The Family First Prevention Services Act (FFPSA), enacted earlier this year as part of an overall spending package, makes major changes to federal funding for foster care, and presents both challenges and opportunities for Virginia as it works to implement the law in advance of the effective date of most of its provisions (October 1, 2019). Child welfare experts have stressed that FFPSA is a watershed moment in the field, in that it presents an opportunity to restructure the system to help intervene with families before a child must be removed from the home.
VACo reported on FFPSA in County Connections earlier this year, and has been working with the state to prepare to implement the new law.
Major elements of FFPSA include:
- Federal foster care funding (provided through Title IV-E of the Social Security Act) may be used for prevention services for the first time. Historically, IV-E funding was only allowed to be used for maintenance payments (for expenses such as food, clothing, and school supplies) for children who had been removed from their homes. Prevention services are allowed to be funded without regard to income, although the existing income requirements remain for maintenance funding.

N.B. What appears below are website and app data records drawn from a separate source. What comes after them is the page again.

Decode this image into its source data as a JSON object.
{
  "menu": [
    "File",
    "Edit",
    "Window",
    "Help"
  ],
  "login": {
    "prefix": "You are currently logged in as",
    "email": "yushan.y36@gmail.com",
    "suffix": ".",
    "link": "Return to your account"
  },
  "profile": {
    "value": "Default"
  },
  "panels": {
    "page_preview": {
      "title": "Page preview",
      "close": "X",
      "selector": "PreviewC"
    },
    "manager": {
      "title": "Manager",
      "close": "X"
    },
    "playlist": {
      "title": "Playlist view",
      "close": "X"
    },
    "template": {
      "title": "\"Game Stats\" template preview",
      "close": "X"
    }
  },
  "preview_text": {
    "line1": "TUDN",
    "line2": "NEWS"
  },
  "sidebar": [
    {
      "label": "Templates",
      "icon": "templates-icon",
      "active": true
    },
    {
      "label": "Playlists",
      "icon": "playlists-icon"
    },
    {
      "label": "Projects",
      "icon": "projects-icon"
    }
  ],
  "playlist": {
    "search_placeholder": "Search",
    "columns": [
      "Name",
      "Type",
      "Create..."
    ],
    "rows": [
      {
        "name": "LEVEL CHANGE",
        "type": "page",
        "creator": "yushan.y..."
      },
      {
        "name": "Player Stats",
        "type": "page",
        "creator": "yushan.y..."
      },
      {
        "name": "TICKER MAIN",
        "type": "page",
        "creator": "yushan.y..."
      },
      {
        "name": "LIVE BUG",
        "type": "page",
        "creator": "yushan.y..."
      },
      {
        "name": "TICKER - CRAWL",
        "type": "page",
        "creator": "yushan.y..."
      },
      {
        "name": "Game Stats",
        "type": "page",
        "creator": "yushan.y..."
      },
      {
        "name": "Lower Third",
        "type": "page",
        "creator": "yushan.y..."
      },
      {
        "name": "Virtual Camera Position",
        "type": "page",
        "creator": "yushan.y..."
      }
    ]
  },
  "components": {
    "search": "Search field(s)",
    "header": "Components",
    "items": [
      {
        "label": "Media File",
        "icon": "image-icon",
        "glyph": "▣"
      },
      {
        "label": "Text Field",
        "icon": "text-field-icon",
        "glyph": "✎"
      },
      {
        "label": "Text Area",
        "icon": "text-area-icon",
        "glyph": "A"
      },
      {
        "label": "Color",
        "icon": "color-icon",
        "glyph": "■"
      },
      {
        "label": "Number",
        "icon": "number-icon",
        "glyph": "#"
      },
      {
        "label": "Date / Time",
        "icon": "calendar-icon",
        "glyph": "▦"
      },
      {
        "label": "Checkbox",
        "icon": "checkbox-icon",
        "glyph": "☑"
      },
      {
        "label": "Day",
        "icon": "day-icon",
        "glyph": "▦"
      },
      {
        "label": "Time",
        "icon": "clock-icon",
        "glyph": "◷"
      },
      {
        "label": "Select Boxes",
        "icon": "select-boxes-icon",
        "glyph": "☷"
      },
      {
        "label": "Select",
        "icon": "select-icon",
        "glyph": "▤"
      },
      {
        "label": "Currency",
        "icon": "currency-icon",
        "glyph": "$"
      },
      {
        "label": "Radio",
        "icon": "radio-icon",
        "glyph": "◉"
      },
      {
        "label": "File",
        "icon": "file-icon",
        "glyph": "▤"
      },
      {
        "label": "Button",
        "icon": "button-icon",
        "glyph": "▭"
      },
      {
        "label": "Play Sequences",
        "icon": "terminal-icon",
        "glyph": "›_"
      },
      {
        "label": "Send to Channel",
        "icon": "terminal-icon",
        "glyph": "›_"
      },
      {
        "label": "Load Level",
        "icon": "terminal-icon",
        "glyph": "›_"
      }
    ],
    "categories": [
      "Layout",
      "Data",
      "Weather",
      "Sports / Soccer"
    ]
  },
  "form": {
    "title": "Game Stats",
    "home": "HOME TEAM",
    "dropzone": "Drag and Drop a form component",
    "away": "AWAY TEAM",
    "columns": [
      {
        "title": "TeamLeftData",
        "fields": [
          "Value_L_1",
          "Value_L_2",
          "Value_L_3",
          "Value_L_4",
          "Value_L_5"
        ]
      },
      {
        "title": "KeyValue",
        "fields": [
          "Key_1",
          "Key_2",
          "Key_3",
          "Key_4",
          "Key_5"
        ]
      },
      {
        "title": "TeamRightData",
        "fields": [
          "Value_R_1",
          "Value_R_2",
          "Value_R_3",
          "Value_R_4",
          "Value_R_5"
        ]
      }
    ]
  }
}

- Prevention services may be provided for up to 12 months for services such as mental health care, substance abuse treatment, and in-home parenting skills programs. Funding may be provided for children who are at imminent risk of entering foster care, but can remain safely at home or in kinship care.
- Prevention services funded through FFPSA must be evidence-based and classified as “promising,” “supported,” or “well-supported,” based on a clearinghouse that is expected to be released by the U.S. Department of Health and Human Services by the end of 2018. At least 50 percent of the expenditures reimbursed through FFPSA must be spent on “well-supported” practices beginning in FY 2020.
- The state will be subject to a maintenance of effort requirement based on 2014 spending on services for candidates for foster care. States are responsible for determining this spending level.
- FFPSA limits the use of IV-E maintenance payments for congregate care (after a two-week grace period) to certain specialized placements or “Qualified Residential Treatment Programs,” which must meet certain standards set forth in FFPSA, including accreditation by certain organizations.
Virginia is using a “Three Branch” approach to implementing FFPSA, a structure that allows for participation by the legislative, executive, and judicial branches and has been used successfully in past efforts to improve the child welfare system in Virginia. The team has broken into several work groups. Major issues under discussion include:
- How to calculate Virginia’s maintenance of effort level
- Defining the population that will be eligible for prevention services by being at “imminent risk” of entering foster care
- Determining providers’ ability to meet the requirements of the new law, either by being prepared to offer evidence-based practices for prevention services (which often require particular training, credentialing, or licensure for staff) or to meet the requirements of a “Qualified Residential Treatment Program” for group homes or residential placements. The Department of Juvenile Justice recently worked with providers to build capacity to offer two evidence-based practices for family therapy in most localities in Virginia, which involved assisting providers with “seed money” to ensure that providers were in compliance with the stipulations of the therapeutic models.
- Determining what resources are needed at the state and local level for implementation, to include technical support and training resources for localities.
The Three Branch team is working toward an expected implementation date of October 2019, although the law allows for states to request a two-year delay. The delay would apply to the limitations on the use of IV-E funding for congregate care, but would also delay the state’s ability to use IV-E funding for prevention services.
VACo Contact: Katie Boyle